BEGIN
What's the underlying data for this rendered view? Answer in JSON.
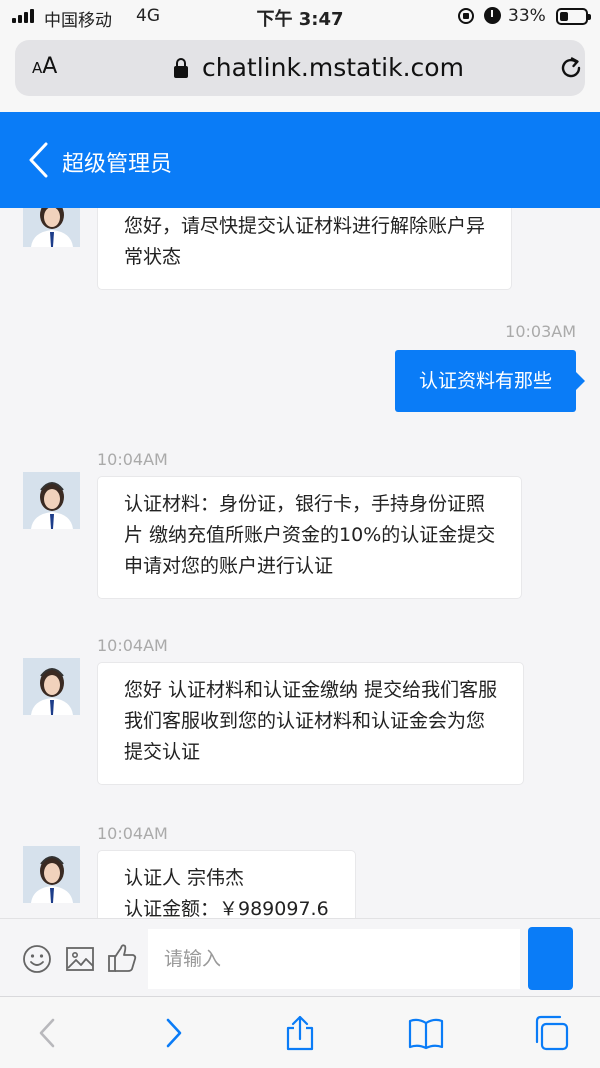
{
  "status_bar": {
    "carrier": "中国移动",
    "network": "4G",
    "time": "下午 3:47",
    "battery_percent": "33%",
    "battery_level": 0.33,
    "icons": [
      "signal-icon",
      "rotation-lock-icon",
      "alarm-icon",
      "battery-icon"
    ]
  },
  "browser": {
    "reader_label_small": "A",
    "reader_label_large": "A",
    "url": "chatlink.mstatik.com",
    "icons": [
      "padlock-icon",
      "reload-icon"
    ]
  },
  "chat": {
    "title": "超级管理员",
    "messages": [
      {
        "from": "agent",
        "time": "",
        "text": [
          "您好，请尽快提交认证材料进行解除账户异",
          "常状态"
        ]
      },
      {
        "from": "user",
        "time": "10:03AM",
        "text": [
          "认证资料有那些"
        ]
      },
      {
        "from": "agent",
        "time": "10:04AM",
        "text": [
          "认证材料：身份证，银行卡，手持身份证照",
          "片 缴纳充值所账户资金的10%的认证金提交",
          "申请对您的账户进行认证"
        ]
      },
      {
        "from": "agent",
        "time": "10:04AM",
        "text": [
          "您好 认证材料和认证金缴纳 提交给我们客服",
          "我们客服收到您的认证材料和认证金会为您",
          "提交认证"
        ]
      },
      {
        "from": "agent",
        "time": "10:04AM",
        "text": [
          "认证人 宗伟杰",
          "认证金额：￥989097.6"
        ]
      }
    ]
  },
  "input_bar": {
    "placeholder": "请输入",
    "icons": [
      "emoji-icon",
      "image-icon",
      "thumbs-up-icon"
    ]
  },
  "toolbar": {
    "icons": [
      "back-arrow-icon",
      "forward-arrow-icon",
      "share-icon",
      "bookmarks-icon",
      "tabs-icon"
    ]
  },
  "colors": {
    "accent": "#0a7cf7",
    "background": "#f5f5f7"
  }
}
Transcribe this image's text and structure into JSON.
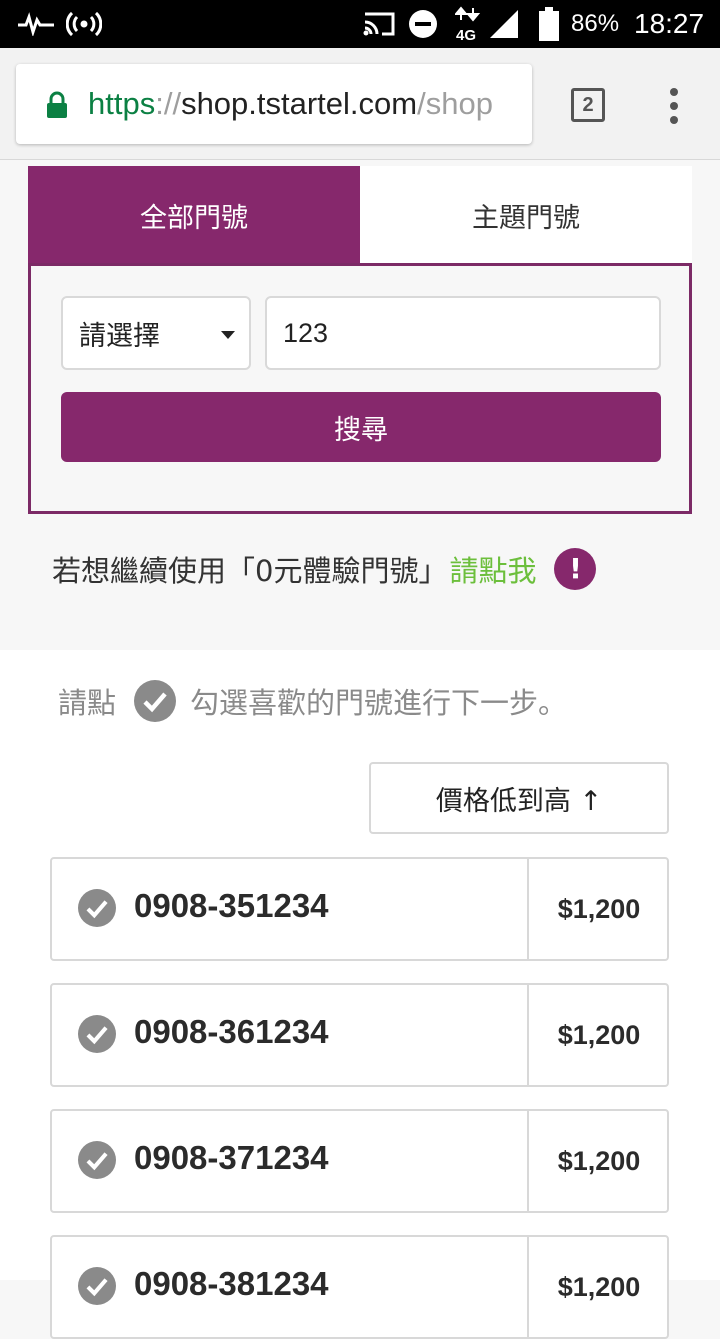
{
  "status_bar": {
    "battery": "86%",
    "time": "18:27",
    "network": "4G"
  },
  "browser": {
    "url_scheme": "https",
    "url_sep": "://",
    "url_host": "shop.tstartel.com",
    "url_path": "/shop",
    "tab_count": "2"
  },
  "tabs": [
    {
      "label": "全部門號"
    },
    {
      "label": "主題門號"
    }
  ],
  "search": {
    "select_label": "請選擇",
    "input_value": "123",
    "button_label": "搜尋"
  },
  "notice": {
    "text": "若想繼續使用「0元體驗門號」",
    "link": "請點我",
    "icon": "!"
  },
  "hint": {
    "prefix": "請點",
    "suffix": "勾選喜歡的門號進行下一步。"
  },
  "sort": {
    "label": "價格低到高 ↑"
  },
  "numbers": [
    {
      "number": "0908-351234",
      "price": "$1,200"
    },
    {
      "number": "0908-361234",
      "price": "$1,200"
    },
    {
      "number": "0908-371234",
      "price": "$1,200"
    },
    {
      "number": "0908-381234",
      "price": "$1,200"
    }
  ],
  "colors": {
    "brand": "#86286c",
    "link": "#6cbf3c",
    "secure": "#0b8043"
  }
}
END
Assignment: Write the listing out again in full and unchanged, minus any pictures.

Exercise result:
What's the underlying data for this rendered view? Answer in JSON.
{
  "status_bar": {
    "carrier": "中国移动",
    "network": "4G",
    "time": "下午 3:47",
    "battery_percent": "33%",
    "battery_level": 0.33,
    "icons": [
      "signal-icon",
      "rotation-lock-icon",
      "alarm-icon",
      "battery-icon"
    ]
  },
  "browser": {
    "reader_label_small": "A",
    "reader_label_large": "A",
    "url": "chatlink.mstatik.com",
    "icons": [
      "padlock-icon",
      "reload-icon"
    ]
  },
  "chat": {
    "title": "超级管理员",
    "messages": [
      {
        "from": "agent",
        "time": "",
        "text": [
          "您好，请尽快提交认证材料进行解除账户异",
          "常状态"
        ]
      },
      {
        "from": "user",
        "time": "10:03AM",
        "text": [
          "认证资料有那些"
        ]
      },
      {
        "from": "agent",
        "time": "10:04AM",
        "text": [
          "认证材料：身份证，银行卡，手持身份证照",
          "片 缴纳充值所账户资金的10%的认证金提交",
          "申请对您的账户进行认证"
        ]
      },
      {
        "from": "agent",
        "time": "10:04AM",
        "text": [
          "您好 认证材料和认证金缴纳 提交给我们客服",
          "我们客服收到您的认证材料和认证金会为您",
          "提交认证"
        ]
      },
      {
        "from": "agent",
        "time": "10:04AM",
        "text": [
          "认证人 宗伟杰",
          "认证金额：￥989097.6"
        ]
      }
    ]
  },
  "input_bar": {
    "placeholder": "请输入",
    "icons": [
      "emoji-icon",
      "image-icon",
      "thumbs-up-icon"
    ]
  },
  "toolbar": {
    "icons": [
      "back-arrow-icon",
      "forward-arrow-icon",
      "share-icon",
      "bookmarks-icon",
      "tabs-icon"
    ]
  },
  "colors": {
    "accent": "#0a7cf7",
    "background": "#f5f5f7"
  }
}
Transcribe this image's text and structure into JSON.
{
  "status_bar": {
    "battery": "86%",
    "time": "18:27",
    "network": "4G"
  },
  "browser": {
    "url_scheme": "https",
    "url_sep": "://",
    "url_host": "shop.tstartel.com",
    "url_path": "/shop",
    "tab_count": "2"
  },
  "tabs": [
    {
      "label": "全部門號"
    },
    {
      "label": "主題門號"
    }
  ],
  "search": {
    "select_label": "請選擇",
    "input_value": "123",
    "button_label": "搜尋"
  },
  "notice": {
    "text": "若想繼續使用「0元體驗門號」",
    "link": "請點我",
    "icon": "!"
  },
  "hint": {
    "prefix": "請點",
    "suffix": "勾選喜歡的門號進行下一步。"
  },
  "sort": {
    "label": "價格低到高 ↑"
  },
  "numbers": [
    {
      "number": "0908-351234",
      "price": "$1,200"
    },
    {
      "number": "0908-361234",
      "price": "$1,200"
    },
    {
      "number": "0908-371234",
      "price": "$1,200"
    },
    {
      "number": "0908-381234",
      "price": "$1,200"
    }
  ],
  "colors": {
    "brand": "#86286c",
    "link": "#6cbf3c",
    "secure": "#0b8043"
  }
}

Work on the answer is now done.